- The point was that in addition to fasting from food intake, I especially, was fasting from the busy-ness of food and food preparation. For almost 60 years I have devoted a large part of every day to planning, preparing and cleaning up after meals. NEVER had I given myself a 30-day “holiday” from that kind of activity. If I had received ONLY this, it would have been HUGE! But, of course, God always gives us MORE!
- About Week Three the inner journey deepened considerably. Mini life reviews arose for consideration; character weaknesses presented themselves for forgiveness and release; insights both practical and profound surfaced; experiences of “walking between worlds” became common. When we napped, we would go deeply unconscious and when we awoke, we would need an hour or so to “get back.” We usually had an hour, as there was nothing we ‘needed’ to do, so that was not a problem.
- By the beginning of Week Four we were both VERY HUNGRY during the afternoons. We had to take a look at WHY we had begun this process and if we were still in alignment with that original intent. We re-committed to finishing out the 30-day period to be in solidarity with our neighbors. Also, I was just plain curious to know what would happen if we pressed on. It was starting to get really interesting!
- We made a second “modification” to our fast and gave ourselves permission to have a yogurt or a piece of fruit (at home) as needed.

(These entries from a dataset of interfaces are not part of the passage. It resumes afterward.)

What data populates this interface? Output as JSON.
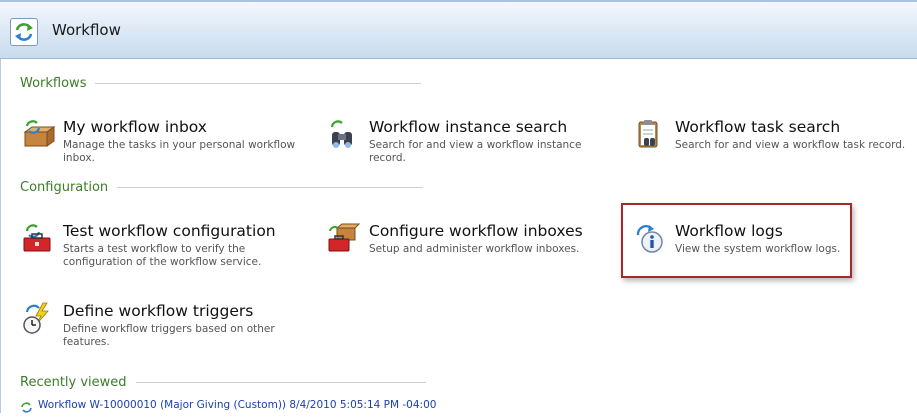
{
  "header": {
    "title": "Workflow",
    "icon": "workflow-icon"
  },
  "sections": {
    "workflows": "Workflows",
    "configuration": "Configuration",
    "recent": "Recently viewed"
  },
  "tasks": {
    "inbox": {
      "title": "My workflow inbox",
      "desc": "Manage the tasks in your personal workflow inbox.",
      "icon": "inbox-icon"
    },
    "instance_search": {
      "title": "Workflow instance search",
      "desc": "Search for and view a workflow instance record.",
      "icon": "binoculars-icon"
    },
    "task_search": {
      "title": "Workflow task search",
      "desc": "Search for and view a workflow task record.",
      "icon": "clipboard-icon"
    },
    "test_config": {
      "title": "Test workflow configuration",
      "desc": "Starts a test workflow to verify the configuration of the workflow service.",
      "icon": "toolbox-icon"
    },
    "configure_inboxes": {
      "title": "Configure workflow inboxes",
      "desc": "Setup and administer workflow inboxes.",
      "icon": "configure-inbox-icon"
    },
    "logs": {
      "title": "Workflow logs",
      "desc": "View the system workflow logs.",
      "icon": "info-icon"
    },
    "triggers": {
      "title": "Define workflow triggers",
      "desc": "Define workflow triggers based on other features.",
      "icon": "lightning-clock-icon"
    }
  },
  "recent": [
    {
      "label": "Workflow W-10000010 (Major Giving (Custom)) 8/4/2010 5:05:14 PM -04:00",
      "icon": "workflow-small-icon"
    }
  ],
  "colors": {
    "section": "#3b7d28",
    "link": "#1a3fb0",
    "highlight": "#a8272a"
  }
}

What I learned from this was that a “well-timed” yogurt could avert the stomach cramps/pain of going too many hours without food and carry me easily until sunset. More knowledge for post-Ramadan eating practices.
- The fourth week was much like the third – deeper inner work because of the gift of spaciousness we had given ourselves.
I believe that this spaciousness and the withdrawal from busy-ness rank among the ultimate gifts of love one can give to Self in this modern world. During Ramadan, Tomas and I have filled ourselves to overflowing with these gifts and have learned to value and be grateful for the circumstances of our lives that have allowed us to partake at this level.
It has been interesting to hear from the shopkeepers and other locals what their understanding of this month of Ramadan means. Basically, what it comes down to is that this month is their time to make space for God. A whole month in which to give back to God and receive His teachings and gifts. In my experience, it takes at least a couple of weeks to divest oneself from the busy-ness of modern life in order to have the space to hear God’s voice – that “still, small voice within” that is meant to be our rudder and guidance system as we navigate this experience called “life.”
Ramadan Kareem (Abundant Ramadan)